[Task]
Each line of the data holding "destination" should be found and copied.

[Material provided]
Start of Block
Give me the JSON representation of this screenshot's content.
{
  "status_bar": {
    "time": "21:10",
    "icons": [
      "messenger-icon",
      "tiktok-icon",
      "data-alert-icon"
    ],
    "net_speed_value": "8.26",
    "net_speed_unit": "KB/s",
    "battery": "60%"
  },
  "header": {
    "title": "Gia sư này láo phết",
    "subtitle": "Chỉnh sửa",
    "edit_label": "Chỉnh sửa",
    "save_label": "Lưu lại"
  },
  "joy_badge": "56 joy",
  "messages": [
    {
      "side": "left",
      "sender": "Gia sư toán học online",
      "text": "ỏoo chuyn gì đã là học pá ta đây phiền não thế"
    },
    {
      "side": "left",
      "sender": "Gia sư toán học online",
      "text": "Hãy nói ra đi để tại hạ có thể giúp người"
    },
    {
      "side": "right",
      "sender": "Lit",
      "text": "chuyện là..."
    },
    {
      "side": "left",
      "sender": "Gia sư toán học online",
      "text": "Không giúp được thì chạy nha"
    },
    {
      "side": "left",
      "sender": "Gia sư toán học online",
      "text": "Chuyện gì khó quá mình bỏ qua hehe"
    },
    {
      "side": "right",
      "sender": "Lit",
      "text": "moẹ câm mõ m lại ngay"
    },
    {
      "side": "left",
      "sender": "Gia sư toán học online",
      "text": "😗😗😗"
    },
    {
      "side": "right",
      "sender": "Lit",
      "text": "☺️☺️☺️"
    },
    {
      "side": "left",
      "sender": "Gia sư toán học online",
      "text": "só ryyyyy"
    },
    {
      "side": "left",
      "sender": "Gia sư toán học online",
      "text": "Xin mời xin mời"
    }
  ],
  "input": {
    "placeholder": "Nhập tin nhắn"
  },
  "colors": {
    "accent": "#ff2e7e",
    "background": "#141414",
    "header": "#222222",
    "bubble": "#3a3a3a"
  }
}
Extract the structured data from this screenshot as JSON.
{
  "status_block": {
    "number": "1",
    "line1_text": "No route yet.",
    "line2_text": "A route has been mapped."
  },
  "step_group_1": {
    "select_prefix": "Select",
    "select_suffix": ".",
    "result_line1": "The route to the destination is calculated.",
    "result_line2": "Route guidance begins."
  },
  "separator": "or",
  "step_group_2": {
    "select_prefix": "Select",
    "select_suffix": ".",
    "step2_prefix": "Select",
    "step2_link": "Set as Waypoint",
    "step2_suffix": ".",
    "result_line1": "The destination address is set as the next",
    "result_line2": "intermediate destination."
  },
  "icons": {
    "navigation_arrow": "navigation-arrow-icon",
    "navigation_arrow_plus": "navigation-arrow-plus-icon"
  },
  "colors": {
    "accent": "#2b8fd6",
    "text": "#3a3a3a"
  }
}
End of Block
[Response]
    "result_line1": "The route to the destination is calculated.",
    "result_line1": "The destination address is set as the next",
    "result_line2": "intermediate destination."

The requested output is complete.